to it's original position, Woods dropped it a couple of yards back. In an interview after the round, Woods said: "I went back to where I played it from, but I went two yards further back and I took, tried to take two yards off the shot of what I felt I hit and that should land me short of the flag and not have it either hit the flag or skip over the back."
Woods signed his scorecard without assigning himself the two shot penalty the rules of golf require for an improper drop.
The following day, the Masters Rules Committee ruled that Woods would not be disqualified for signing an incorrect scorecard, justifying it by using a new rule that allows tournament committees to waive rules infractions called in by TV viewers, even though the intention of that rule was to prevent disqualifications based on tiny movements of the ball or sand imperceptible to the golfer but visible on close-up HD shots.
Many in the golf world were outraged
at both the ruling and the fact that Woods didn't withdraw himself from the tournament. Nick Faldo suggested it would be "the manly thing to do."
Observers are already arguing the pros
of the impact this situation will have on golf's fabled sportsmanship in which player's have traditionally called penalties on themselves.
Masters founder Bobby Jones
famously demonstrated his own stand on sportsmanship in the 1925 US Open:
"Jones was not only a consummately skilled golfer but exemplified the principles of sportsmanship and fair play.
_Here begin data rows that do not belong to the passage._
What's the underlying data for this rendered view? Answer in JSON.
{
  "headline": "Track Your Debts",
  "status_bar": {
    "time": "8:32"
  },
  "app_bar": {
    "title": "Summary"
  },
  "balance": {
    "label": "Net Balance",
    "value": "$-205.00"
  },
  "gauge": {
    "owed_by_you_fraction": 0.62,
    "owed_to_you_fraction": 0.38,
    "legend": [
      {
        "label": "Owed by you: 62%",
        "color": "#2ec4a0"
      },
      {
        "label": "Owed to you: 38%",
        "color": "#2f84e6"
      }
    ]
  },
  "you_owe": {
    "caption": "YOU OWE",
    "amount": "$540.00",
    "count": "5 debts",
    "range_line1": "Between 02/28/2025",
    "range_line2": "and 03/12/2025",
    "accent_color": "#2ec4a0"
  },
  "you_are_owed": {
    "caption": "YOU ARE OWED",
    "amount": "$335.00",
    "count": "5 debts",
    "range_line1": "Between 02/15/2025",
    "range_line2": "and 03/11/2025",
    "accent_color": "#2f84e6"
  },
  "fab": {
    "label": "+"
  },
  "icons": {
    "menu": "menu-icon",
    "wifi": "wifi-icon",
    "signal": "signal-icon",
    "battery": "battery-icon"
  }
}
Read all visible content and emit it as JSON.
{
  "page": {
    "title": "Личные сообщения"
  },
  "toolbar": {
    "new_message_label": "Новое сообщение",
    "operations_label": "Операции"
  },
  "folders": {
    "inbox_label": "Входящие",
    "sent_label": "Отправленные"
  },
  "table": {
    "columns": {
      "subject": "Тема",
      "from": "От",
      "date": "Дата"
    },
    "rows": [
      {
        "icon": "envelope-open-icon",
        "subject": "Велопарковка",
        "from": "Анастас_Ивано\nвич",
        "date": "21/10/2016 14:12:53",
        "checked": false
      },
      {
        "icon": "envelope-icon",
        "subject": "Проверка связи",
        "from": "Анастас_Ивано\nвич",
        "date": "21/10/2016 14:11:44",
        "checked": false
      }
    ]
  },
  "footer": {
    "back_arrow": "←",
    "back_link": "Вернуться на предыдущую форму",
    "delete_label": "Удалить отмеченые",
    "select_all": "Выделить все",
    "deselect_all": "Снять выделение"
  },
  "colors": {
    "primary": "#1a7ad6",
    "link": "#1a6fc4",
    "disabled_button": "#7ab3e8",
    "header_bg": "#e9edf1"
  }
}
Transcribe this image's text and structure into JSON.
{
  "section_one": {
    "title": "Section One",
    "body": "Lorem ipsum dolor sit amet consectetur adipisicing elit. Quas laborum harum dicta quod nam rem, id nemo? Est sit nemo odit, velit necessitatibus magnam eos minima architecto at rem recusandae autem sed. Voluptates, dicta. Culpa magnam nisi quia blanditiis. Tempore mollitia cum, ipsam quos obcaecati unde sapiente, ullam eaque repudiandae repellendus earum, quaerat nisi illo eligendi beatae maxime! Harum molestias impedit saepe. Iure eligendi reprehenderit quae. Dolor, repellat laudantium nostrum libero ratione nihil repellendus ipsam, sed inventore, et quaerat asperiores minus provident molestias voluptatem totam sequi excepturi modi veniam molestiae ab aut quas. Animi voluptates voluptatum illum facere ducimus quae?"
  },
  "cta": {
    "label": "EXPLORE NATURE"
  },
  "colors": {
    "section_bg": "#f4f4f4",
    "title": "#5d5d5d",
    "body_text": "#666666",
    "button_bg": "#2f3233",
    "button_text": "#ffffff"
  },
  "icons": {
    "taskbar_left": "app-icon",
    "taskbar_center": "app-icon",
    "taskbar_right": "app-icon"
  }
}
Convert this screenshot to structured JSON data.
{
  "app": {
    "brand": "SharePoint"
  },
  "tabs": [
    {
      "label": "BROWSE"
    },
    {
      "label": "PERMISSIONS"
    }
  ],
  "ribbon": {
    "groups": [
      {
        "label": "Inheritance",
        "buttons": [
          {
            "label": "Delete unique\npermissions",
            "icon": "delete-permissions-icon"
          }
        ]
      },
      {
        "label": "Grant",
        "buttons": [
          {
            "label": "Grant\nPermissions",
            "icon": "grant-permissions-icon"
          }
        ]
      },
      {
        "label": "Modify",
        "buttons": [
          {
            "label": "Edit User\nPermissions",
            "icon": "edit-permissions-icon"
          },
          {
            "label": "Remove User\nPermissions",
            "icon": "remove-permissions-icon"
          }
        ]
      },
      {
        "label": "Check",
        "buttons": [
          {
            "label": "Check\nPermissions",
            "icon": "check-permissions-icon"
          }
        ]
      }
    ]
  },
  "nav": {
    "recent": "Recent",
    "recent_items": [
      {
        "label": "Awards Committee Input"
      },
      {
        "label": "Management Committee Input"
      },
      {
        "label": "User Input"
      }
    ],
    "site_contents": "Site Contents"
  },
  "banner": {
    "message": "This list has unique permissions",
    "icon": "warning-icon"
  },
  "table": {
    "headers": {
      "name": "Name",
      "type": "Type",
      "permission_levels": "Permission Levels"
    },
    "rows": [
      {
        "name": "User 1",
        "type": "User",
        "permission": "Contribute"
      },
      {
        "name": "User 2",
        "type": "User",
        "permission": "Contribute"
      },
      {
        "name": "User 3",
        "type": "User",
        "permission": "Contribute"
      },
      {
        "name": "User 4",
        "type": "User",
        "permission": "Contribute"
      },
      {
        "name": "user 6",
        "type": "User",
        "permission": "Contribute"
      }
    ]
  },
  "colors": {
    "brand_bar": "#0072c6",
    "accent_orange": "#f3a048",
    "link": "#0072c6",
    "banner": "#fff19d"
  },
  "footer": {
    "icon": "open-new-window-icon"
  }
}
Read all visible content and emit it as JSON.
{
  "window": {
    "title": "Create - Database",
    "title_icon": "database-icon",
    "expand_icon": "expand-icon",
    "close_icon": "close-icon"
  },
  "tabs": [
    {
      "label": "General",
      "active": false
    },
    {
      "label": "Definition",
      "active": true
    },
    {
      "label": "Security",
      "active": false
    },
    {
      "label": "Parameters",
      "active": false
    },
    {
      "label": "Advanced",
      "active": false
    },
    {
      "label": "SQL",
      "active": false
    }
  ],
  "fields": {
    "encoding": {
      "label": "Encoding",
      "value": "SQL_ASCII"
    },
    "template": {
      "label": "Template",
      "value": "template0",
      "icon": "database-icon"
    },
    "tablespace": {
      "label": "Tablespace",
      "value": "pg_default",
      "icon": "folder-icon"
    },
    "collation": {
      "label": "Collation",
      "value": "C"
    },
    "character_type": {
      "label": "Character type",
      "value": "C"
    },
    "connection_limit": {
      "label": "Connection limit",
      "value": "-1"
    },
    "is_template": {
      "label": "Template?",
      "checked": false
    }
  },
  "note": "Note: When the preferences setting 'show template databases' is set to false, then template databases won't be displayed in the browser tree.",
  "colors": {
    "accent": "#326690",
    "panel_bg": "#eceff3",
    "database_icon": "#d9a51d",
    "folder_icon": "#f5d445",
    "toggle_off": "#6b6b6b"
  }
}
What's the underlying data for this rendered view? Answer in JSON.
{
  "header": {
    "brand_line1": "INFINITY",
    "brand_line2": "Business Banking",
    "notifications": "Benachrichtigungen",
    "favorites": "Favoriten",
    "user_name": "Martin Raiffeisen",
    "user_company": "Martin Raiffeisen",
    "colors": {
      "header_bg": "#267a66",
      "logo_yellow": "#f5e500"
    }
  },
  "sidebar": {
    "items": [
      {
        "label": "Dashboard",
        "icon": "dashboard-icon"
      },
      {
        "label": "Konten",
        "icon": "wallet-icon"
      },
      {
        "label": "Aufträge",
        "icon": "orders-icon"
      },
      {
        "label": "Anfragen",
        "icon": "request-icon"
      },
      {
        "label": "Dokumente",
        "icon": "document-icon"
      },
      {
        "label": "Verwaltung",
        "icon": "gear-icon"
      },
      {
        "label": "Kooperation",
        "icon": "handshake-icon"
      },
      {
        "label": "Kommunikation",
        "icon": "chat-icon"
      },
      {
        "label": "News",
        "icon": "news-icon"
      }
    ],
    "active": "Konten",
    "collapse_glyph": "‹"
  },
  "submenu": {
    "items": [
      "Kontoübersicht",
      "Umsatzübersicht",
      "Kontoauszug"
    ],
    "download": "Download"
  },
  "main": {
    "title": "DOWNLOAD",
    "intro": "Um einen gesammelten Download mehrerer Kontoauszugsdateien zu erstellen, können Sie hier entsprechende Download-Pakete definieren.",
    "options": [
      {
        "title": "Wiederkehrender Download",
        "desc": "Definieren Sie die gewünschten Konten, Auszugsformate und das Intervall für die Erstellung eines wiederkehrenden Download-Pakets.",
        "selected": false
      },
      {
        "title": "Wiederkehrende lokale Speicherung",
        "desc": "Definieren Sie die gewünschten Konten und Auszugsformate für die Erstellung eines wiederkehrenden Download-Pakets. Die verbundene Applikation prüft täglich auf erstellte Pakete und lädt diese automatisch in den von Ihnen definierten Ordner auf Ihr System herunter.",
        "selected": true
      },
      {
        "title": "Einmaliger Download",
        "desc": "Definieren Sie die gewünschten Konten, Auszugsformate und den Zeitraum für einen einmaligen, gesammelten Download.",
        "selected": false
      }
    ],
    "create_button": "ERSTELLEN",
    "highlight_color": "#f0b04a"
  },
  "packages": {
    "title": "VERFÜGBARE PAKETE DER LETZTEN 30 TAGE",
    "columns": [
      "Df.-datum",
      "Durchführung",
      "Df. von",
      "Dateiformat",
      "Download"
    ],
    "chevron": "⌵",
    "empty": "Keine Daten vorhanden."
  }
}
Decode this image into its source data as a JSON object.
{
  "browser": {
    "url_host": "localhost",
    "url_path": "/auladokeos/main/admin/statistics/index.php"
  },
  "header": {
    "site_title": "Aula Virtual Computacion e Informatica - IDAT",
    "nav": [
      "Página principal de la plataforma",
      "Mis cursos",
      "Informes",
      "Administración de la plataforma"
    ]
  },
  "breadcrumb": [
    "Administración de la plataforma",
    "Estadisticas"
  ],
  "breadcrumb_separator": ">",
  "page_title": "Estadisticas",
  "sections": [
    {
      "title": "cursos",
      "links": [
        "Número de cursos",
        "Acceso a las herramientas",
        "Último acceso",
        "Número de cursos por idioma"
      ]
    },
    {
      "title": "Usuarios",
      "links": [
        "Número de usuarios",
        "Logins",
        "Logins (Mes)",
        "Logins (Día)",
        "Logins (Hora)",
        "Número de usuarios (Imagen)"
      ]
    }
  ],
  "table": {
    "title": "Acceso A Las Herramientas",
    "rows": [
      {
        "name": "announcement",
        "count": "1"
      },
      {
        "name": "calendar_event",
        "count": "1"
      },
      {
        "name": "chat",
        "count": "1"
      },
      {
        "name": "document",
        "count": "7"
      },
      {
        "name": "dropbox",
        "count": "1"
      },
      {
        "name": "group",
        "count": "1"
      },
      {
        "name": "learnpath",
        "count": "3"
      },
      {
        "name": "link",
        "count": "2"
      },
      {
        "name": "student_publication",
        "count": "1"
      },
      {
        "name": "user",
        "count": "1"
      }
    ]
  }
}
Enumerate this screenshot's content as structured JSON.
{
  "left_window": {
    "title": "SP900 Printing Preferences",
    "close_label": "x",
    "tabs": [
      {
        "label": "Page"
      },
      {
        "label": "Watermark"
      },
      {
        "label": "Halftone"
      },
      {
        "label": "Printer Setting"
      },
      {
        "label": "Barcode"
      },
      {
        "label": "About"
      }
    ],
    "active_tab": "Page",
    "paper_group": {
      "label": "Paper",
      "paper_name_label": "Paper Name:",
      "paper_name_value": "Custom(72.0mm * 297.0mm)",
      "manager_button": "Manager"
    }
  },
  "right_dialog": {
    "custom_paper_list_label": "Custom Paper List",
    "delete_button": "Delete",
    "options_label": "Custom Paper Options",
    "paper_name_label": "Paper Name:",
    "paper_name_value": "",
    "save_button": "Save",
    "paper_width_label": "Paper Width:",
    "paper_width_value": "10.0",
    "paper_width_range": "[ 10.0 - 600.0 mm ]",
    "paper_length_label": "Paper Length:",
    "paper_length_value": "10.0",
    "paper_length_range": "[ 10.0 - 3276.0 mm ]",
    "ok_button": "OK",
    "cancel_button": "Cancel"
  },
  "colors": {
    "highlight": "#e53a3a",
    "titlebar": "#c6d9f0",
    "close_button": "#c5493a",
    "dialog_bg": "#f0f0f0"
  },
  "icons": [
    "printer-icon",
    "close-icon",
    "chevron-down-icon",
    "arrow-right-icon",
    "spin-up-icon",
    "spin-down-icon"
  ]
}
In the first round of the 1925 U.S. Open at the Worcester Country Club near Boston, his approach shot to the 11th hole's elevated green fell short into the deep rough of the embankment. As he took his stance to pitch onto the green, the head of his club brushed the grass and caused a slight movement of the ball.
[No one but Jones himself witnessed this occur.] He took the shot, then informed his playing partner Walter Hagen and the USGA official covering their match that he was calling a penalty on himself. Hagen was unable to talk him out of it, and they continued play. After the round and before he signed his scorecard, officials argued with Jones but he insisted that he had violated Rule 18, moving a ball at rest after address, and took a 77 instead of the 76 he otherwise would have carded. Jones' self-imposed one-stroke penalty eventually cost him winning the Open by a stroke in regulation, necessitating a playoff he then lost. Although praised by many sports writers for his gesture, Jones was reported to have said, 'You may as well praise a man for not robbing a bank.'